(Input data Opens)
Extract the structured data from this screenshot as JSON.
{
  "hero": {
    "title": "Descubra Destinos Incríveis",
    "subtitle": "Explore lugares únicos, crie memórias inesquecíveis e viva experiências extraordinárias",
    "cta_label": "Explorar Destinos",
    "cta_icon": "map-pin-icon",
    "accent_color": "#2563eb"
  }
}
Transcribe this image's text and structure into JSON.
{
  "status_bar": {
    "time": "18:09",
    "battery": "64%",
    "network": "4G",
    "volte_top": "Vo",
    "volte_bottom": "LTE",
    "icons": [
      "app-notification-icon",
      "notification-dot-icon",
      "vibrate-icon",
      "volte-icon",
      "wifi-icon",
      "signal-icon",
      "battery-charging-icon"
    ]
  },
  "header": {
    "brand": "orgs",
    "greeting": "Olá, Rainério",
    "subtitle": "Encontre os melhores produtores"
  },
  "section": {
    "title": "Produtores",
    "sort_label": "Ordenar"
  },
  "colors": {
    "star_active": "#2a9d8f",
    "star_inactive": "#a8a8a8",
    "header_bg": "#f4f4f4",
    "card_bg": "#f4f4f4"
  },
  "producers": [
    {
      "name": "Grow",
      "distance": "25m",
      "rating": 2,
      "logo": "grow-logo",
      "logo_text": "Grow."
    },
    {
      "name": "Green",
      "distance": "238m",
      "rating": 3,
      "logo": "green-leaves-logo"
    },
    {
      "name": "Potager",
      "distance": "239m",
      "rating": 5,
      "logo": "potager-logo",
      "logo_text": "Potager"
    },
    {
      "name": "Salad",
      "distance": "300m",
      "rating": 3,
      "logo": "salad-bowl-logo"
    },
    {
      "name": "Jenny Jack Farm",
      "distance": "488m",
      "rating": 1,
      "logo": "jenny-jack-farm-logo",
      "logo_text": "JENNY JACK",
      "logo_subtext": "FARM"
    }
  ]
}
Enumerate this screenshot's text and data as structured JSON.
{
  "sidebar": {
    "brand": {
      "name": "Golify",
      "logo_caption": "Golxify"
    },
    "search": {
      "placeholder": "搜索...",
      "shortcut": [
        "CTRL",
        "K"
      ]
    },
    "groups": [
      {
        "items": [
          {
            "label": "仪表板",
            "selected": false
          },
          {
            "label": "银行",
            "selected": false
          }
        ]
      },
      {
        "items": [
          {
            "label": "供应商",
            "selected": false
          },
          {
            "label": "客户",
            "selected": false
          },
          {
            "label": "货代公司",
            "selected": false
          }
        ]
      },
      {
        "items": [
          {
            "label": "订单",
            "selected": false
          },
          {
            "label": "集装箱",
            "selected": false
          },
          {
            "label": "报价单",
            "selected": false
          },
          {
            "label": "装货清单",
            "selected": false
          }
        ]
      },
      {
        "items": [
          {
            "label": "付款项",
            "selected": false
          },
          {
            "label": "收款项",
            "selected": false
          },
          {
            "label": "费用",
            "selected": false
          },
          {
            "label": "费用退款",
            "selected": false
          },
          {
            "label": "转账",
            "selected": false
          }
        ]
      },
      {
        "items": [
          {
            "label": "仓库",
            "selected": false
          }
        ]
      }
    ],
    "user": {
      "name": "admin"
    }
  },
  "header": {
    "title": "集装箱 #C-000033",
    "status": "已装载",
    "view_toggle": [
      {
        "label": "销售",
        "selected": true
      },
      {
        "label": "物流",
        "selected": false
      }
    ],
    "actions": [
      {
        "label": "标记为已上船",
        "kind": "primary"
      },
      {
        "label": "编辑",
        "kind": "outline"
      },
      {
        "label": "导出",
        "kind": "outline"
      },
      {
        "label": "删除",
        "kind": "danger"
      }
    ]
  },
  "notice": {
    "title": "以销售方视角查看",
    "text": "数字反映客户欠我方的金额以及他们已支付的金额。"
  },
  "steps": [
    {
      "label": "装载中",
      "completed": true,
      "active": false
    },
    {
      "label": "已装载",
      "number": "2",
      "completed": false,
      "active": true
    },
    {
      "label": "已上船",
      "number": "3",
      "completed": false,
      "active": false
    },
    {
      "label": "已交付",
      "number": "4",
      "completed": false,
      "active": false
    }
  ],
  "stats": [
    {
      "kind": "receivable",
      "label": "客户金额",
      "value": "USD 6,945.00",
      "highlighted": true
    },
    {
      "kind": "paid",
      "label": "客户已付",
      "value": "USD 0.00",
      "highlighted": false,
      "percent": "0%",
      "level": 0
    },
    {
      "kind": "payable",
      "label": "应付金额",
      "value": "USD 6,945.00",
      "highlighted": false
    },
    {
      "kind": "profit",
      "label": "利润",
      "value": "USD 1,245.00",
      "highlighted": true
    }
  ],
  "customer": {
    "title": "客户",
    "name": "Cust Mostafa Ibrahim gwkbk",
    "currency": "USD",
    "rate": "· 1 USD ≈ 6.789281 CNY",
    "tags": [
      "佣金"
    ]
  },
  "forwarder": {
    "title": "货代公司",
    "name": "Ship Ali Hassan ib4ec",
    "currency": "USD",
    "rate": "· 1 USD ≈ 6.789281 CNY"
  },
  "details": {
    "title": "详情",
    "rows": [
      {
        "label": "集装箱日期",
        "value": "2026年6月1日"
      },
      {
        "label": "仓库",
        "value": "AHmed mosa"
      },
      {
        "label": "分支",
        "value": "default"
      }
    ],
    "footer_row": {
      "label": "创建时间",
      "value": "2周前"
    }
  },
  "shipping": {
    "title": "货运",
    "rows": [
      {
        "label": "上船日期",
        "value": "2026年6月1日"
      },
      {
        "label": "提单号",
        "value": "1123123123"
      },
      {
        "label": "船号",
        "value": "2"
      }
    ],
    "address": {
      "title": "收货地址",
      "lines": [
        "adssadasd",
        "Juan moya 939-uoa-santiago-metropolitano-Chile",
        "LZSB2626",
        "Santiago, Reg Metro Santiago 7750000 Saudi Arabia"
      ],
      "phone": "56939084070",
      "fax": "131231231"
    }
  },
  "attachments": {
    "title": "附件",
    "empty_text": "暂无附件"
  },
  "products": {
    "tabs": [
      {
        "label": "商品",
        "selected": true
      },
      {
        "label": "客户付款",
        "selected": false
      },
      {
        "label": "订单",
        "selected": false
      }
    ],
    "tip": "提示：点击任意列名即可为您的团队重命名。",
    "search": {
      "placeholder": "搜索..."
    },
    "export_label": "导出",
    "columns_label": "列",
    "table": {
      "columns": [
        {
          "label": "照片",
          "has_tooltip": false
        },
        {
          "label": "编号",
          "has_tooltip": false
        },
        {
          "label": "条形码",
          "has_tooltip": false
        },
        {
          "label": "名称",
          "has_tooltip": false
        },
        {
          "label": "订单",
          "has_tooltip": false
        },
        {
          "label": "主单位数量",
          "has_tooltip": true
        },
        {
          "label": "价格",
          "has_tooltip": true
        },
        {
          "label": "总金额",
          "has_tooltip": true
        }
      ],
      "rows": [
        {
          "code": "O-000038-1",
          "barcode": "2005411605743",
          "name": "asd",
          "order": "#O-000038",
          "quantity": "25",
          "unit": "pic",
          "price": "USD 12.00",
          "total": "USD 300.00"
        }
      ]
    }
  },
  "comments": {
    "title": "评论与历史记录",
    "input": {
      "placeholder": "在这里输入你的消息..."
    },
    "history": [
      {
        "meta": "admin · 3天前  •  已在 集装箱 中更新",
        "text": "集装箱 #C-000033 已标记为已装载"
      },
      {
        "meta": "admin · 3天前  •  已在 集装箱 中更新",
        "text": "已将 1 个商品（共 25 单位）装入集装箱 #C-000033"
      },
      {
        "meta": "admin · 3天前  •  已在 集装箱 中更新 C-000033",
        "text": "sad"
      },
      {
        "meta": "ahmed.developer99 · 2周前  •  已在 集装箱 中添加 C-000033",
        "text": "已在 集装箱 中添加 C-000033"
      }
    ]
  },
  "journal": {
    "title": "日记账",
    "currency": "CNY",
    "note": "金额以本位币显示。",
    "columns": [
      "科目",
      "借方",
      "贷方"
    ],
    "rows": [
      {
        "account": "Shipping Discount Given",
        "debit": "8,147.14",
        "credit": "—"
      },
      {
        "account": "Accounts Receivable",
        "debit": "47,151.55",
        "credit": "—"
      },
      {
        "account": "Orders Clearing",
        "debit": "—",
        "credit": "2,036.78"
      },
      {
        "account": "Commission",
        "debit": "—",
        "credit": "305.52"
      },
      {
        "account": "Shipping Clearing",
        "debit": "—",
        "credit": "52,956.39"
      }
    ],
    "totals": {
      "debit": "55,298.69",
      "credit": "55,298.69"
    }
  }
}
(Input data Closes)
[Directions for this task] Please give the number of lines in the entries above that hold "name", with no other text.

[Exercise result] 10